Work required -> In the copy, keep every word of the data below and none of its pictures.

[Data entries]
= Beginning of Section =

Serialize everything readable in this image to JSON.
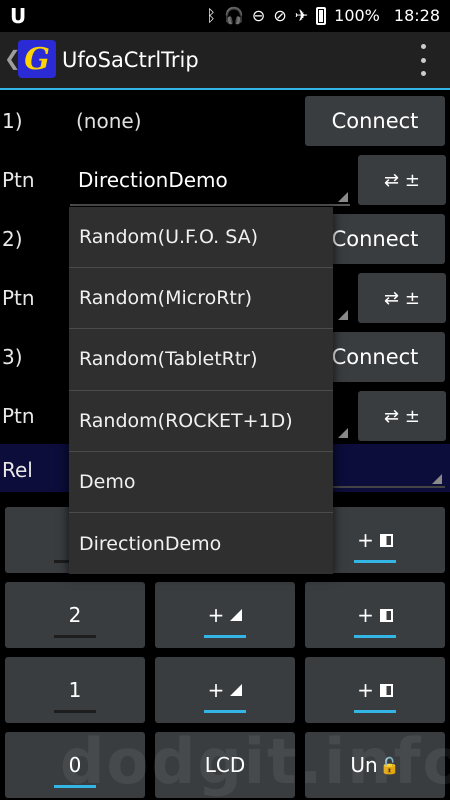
{
  "status_bar": {
    "left_glyph": "U",
    "battery": "100%",
    "time": "18:28"
  },
  "action_bar": {
    "logo_letter": "G",
    "title": "UfoSaCtrlTrip"
  },
  "rows": [
    {
      "index": "1)",
      "device": "(none)",
      "connect_label": "Connect",
      "ptn_label": "Ptn",
      "ptn_value": "DirectionDemo",
      "swap_label": "⇄ ±"
    },
    {
      "index": "2)",
      "connect_label": "Connect",
      "ptn_label": "Ptn",
      "swap_label": "⇄ ±"
    },
    {
      "index": "3)",
      "connect_label": "Connect",
      "ptn_label": "Ptn",
      "swap_label": "⇄ ±"
    }
  ],
  "rel_label": "Rel",
  "grid": {
    "row1": {
      "c3": "+"
    },
    "row2": {
      "c1": "2",
      "c2": "+",
      "c3": "+"
    },
    "row3": {
      "c1": "1",
      "c2": "+",
      "c3": "+"
    },
    "row4": {
      "c1": "0",
      "c2": "LCD",
      "c3": "Un"
    }
  },
  "dropdown": {
    "items": [
      "Random(U.F.O. SA)",
      "Random(MicroRtr)",
      "Random(TabletRtr)",
      "Random(ROCKET+1D)",
      "Demo",
      "DirectionDemo"
    ]
  },
  "watermark": "dodgit.info",
  "colors": {
    "accent": "#33b5e5",
    "button": "#3a3d40",
    "rel_bar": "#0c0d3a",
    "logo_bg": "#2b2bd6",
    "logo_fg": "#ffd400"
  }
}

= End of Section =

Response for this exercise ->
Serialize everything readable in this image to JSON.
{
  "status_bar": {
    "left_glyph": "U",
    "battery": "100%",
    "time": "18:28"
  },
  "action_bar": {
    "logo_letter": "G",
    "title": "UfoSaCtrlTrip"
  },
  "rows": [
    {
      "index": "1)",
      "device": "(none)",
      "connect_label": "Connect",
      "ptn_label": "Ptn",
      "ptn_value": "DirectionDemo",
      "swap_label": "⇄ ±"
    },
    {
      "index": "2)",
      "connect_label": "Connect",
      "ptn_label": "Ptn",
      "swap_label": "⇄ ±"
    },
    {
      "index": "3)",
      "connect_label": "Connect",
      "ptn_label": "Ptn",
      "swap_label": "⇄ ±"
    }
  ],
  "rel_label": "Rel",
  "grid": {
    "row1": {
      "c3": "+"
    },
    "row2": {
      "c1": "2",
      "c2": "+",
      "c3": "+"
    },
    "row3": {
      "c1": "1",
      "c2": "+",
      "c3": "+"
    },
    "row4": {
      "c1": "0",
      "c2": "LCD",
      "c3": "Un"
    }
  },
  "dropdown": {
    "items": [
      "Random(U.F.O. SA)",
      "Random(MicroRtr)",
      "Random(TabletRtr)",
      "Random(ROCKET+1D)",
      "Demo",
      "DirectionDemo"
    ]
  },
  "watermark": "dodgit.info",
  "colors": {
    "accent": "#33b5e5",
    "button": "#3a3d40",
    "rel_bar": "#0c0d3a",
    "logo_bg": "#2b2bd6",
    "logo_fg": "#ffd400"
  }
}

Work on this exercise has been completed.